School District task force tweaks recommendations

Addition to Spectrum added to ideas.

“POULSBO – The Capital Facilities Task Force, which has given the North Kitsap School Board several recommendations on what it should include on a potential upcoming bond request, has given the board two more. The first recommendation is a multipurpose room to be built for Spectrum Community School. The second is to keep the community pool renovation on the bond. The need for the multipurpose room at Spectrum, task force members say, became apparent after the facilities meeting at Spectrum. A cross-section of teachers and staff members said the room was their first priority. The district’s architects, who have been estimating costs on the projects as the task force project has continued, have estimated the cost of the room at $600,000, and the size of it at 4,000 square feet.

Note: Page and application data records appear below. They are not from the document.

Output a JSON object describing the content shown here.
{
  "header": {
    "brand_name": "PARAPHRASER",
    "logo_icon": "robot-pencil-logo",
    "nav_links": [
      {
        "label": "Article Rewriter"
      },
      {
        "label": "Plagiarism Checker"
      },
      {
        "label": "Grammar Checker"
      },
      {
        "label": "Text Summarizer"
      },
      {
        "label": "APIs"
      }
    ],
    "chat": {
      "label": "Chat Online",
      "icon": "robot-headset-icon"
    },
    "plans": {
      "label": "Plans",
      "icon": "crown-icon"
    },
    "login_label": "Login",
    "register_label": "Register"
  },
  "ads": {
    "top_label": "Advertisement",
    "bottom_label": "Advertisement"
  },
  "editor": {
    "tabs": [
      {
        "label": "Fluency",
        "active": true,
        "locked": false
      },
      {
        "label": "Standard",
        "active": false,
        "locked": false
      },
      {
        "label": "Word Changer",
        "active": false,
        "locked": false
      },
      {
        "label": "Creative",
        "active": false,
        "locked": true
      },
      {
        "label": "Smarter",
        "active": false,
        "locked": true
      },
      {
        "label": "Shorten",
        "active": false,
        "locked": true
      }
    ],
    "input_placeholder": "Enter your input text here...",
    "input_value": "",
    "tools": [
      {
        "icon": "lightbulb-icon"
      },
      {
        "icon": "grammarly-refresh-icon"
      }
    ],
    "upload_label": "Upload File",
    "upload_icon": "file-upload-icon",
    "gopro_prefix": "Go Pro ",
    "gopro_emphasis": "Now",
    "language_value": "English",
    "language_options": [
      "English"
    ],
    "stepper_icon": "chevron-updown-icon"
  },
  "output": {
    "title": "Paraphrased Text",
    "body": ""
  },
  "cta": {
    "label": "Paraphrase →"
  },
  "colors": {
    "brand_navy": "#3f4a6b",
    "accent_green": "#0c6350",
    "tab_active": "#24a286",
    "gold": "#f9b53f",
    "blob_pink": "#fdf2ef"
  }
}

The task force made its new recommendations at a workshop session on Thursday afternoon. At that meeting were two representatives of Spectrum, one of whom was Cheri Streimikes. Streimikes was with the school when it opened, and attended the meeting to attend to its future. The multipurpose room is needed, she said. Our music program is hot, and we have a killer drama department, she said, but we have no room where we can put those kids to cut their teeth. Streimikes added, When we have a school meeting, kids have to stand outside and peek in the windows. The student population at Spectrum is at 140 and growing. The school is at capacity and has a waiting list. Our need at Spectrum was so important, we explained it to the task force, and they changed their proposal. And we’re thankful, she said. The second recommendation was to keep the pool renovations as part of the bond the school board could run early next year. That issue has been more heated. Terry Heindl, the assistant superintendent in charge of finance who has been working with the task force, told the school board, They’ve fought over this as much as you did. There are many factors as to why the pool debate is thorny, but the main factor is cost. The pool is expensive to operate and soon will have to have major renovations. The heating, ventilation and conditioning system is broken, the outside walls have been breached by moisture, and mold is growing inside the building. Keeping the pool on the bond would allow the school district to repair the pool – but could mean the school district will pay all the costs associated with the pool, something the board members don’t want to do. Keeping the pool off the bond could send the city and county a message that the school district is serious about getting help on paying for the building – but risk alienating the voters, with whom the pool is popular. The popularity of the pool is another factor. Some people believe that including the pool on the bond means that voters would be sure to vote for it. But some believe the cost of the pool could sink the bond. At the meeting Thursday night, North Kitsap School Board President Dick Endresen expressed a belief that the district should get an ironclad agreement with the city or county that they would share the cost of running the pool before the school board put the costs on a bond. The yearly drain on the classroom is what concerns me, he said, referring to the cost of running the pool. That’s a million dollars every four years. But several task force members doubted that such an agreement could be made before the district would need to run a bond – which may be as early as February, 2001. I don’t think we can get an ironclad agreement with anyone in a month, said local architect and task force member Thom Walker. Walker continued by saying, Voters look for a reason not to vote for a bond. If there’s no pool on it, they’re going to think, (the school board) isn’t looking out for the pool. Task force member Jane Ritley agreed, saying that not including the pool could create animosity with voters, while including it could help get the vote of people who don’t have children in the district but use the pool. Endresen thanked the task force for its work. We’re all thankful for the work you did, he said. But the board will have to decide if we agree with all of it (the recommendations), part of it, or some of it. And that’ll be something we’ll have to decide. “